Aaron Judge
Wendell Cruz | USA TODAY Sports

Aaron Judge bet on himself. And so far, he looks set to soak the house.

The slugger’s slow start to the season after contract talks with the Yankees broke down is long forgotten. Now all he does is deliver big moments on the march to October — and to a massive contract when he hits free agency shortly after.

Judge’s year hit a new high point Tuesday. He blasted his first walk-off home run to down the Blue Jays, 6-5, and lift the Yankees to another improbable victory. The Bombers have the best record in baseball, they’re six games ahead of Toronto in the loss column and Judge is mashing — an MLB-leading 10 homers — while staying healthy, creating feel-good moments in his spare time and masking his intentions with an even-keel approach in public.

Let’s say you drew up a checklist on Opening Day, outlining the criteria Judge needed to earn the Mike Trout-esque deal he reportedly seeks. About a fifth of the way through the season, he is hitting on every point save a World Series win. And if he maintains this pace, owner Hal Steinbrenner will have no choice but to pony up. Which, to be fair to him, he already tried to do.

The Yankees’ failed offer to Judge was more than fair. And his apparent demands before talks broke off were a bit much given the circumstances at the time. Judge’s ability to stay healthy as he approaches his 30th birthday was a real question in early April, and there is no objective argument to make he is an equal player to Trout. The idea of a trade to protect the Yankees from losing Judge for nothing was rational then.

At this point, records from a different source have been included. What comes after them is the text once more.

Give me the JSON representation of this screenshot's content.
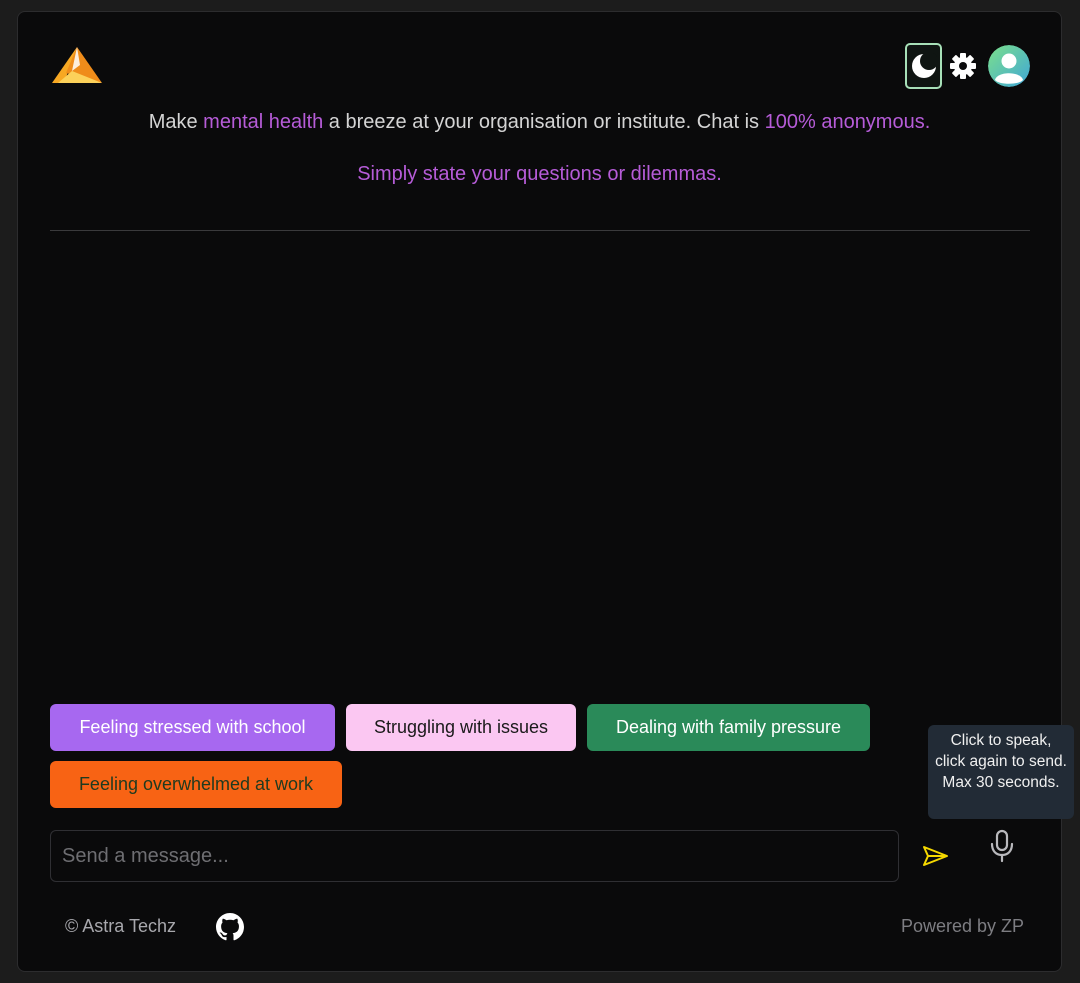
{
  "header": {
    "logo_icon": "astra-logo-icon",
    "theme_toggle_icon": "moon-icon",
    "settings_icon": "gear-icon",
    "avatar_icon": "user-avatar-icon"
  },
  "tagline": {
    "part1": "Make ",
    "highlight1": "mental health",
    "part2": " a breeze at your organisation or institute. Chat is ",
    "highlight2": "100% anonymous."
  },
  "subtagline": "Simply state your questions or dilemmas.",
  "suggestions": [
    {
      "label": "Feeling stressed with school",
      "color": "#a768f0"
    },
    {
      "label": "Struggling with issues",
      "color": "#fbc7f2"
    },
    {
      "label": "Dealing with family pressure",
      "color": "#2a8a59"
    },
    {
      "label": "Feeling overwhelmed at work",
      "color": "#f86314"
    }
  ],
  "composer": {
    "placeholder": "Send a message...",
    "value": "",
    "send_icon": "send-icon",
    "mic_icon": "microphone-icon",
    "mic_tooltip": "Click to speak, click again to send. Max 30 seconds."
  },
  "footer": {
    "copyright": "© Astra Techz",
    "github_icon": "github-icon",
    "powered_by": "Powered by  ZP"
  },
  "colors": {
    "accent_purple": "#b65cd8",
    "background": "#0a0a0b",
    "send_icon": "#f5d800"
  }
}
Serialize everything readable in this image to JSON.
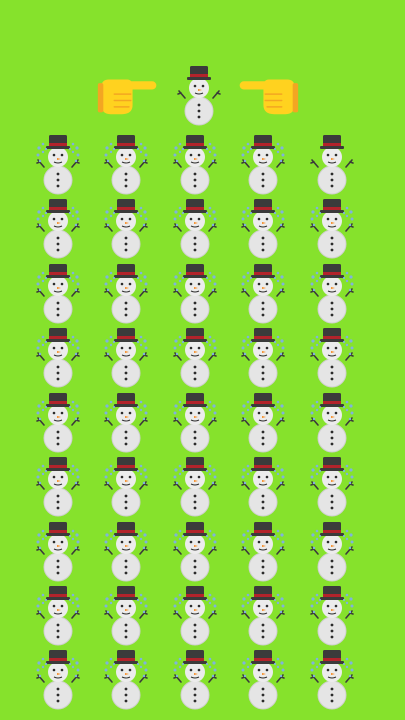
{
  "puzzle": {
    "prompt_icons": [
      "hand-pointing-right-icon",
      "snowman-icon",
      "hand-pointing-left-icon"
    ],
    "target": "snowman-without-snow",
    "grid": {
      "rows": 9,
      "cols": 5,
      "cell_icon": "snowman-with-snow-icon",
      "odd_one_out": {
        "row": 0,
        "col": 4
      }
    }
  },
  "colors": {
    "background": "#86e22c",
    "hand": "#ffd21f",
    "hand_shadow": "#f3a622",
    "snow_body": "#e5e5e5",
    "snow_shade": "#c9c9c9",
    "hat": "#3b3b3b",
    "hat_band": "#b3232b",
    "nose": "#f5891f",
    "flake": "#7fb3dd"
  }
}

But just as Judge bet on himself, the Yankees bet on him as well. They bet a jilted Judge wouldn’t go scorched earth. That he could actually table the matter and focus on the season, and that approach would still position both parties to get what they wanted this winter — preferably in partnership.

That is where this is trending now. But Judge clearly has the upper hand. As long as he stays in the lineup and keeps hitting, selling shirseys and generating excitement, he is going to get his money. And the Yankees, having gone all the way down the road, will have no choice but to give it to him.

Yes, there will be risks. A lucrative long-term deal for a player of Judge’s age, size and injury history will still be a bit of a leap of faith. And given Steinbrenner’s strategic penny-pinching, it’s fair to wonder if a massive Judge investment will end up costing the Yankees elsewhere with the payroll.

But it’s just money. It’s still debatable whether Judge is going to be deserving of All-Time Yankee status when his career is over. But he’s the face of the franchise now, and he is bumping up the cost of business with each passing day. The Yankees will have to pay up. And hope they don’t get outbid.

James Kratch can be reached at [email protected]

James Kratch is the managing editor of ESNY. He previously worked as a Rutgers and Giants (and Mike Francesa) beat reporter for NJ Advance Media.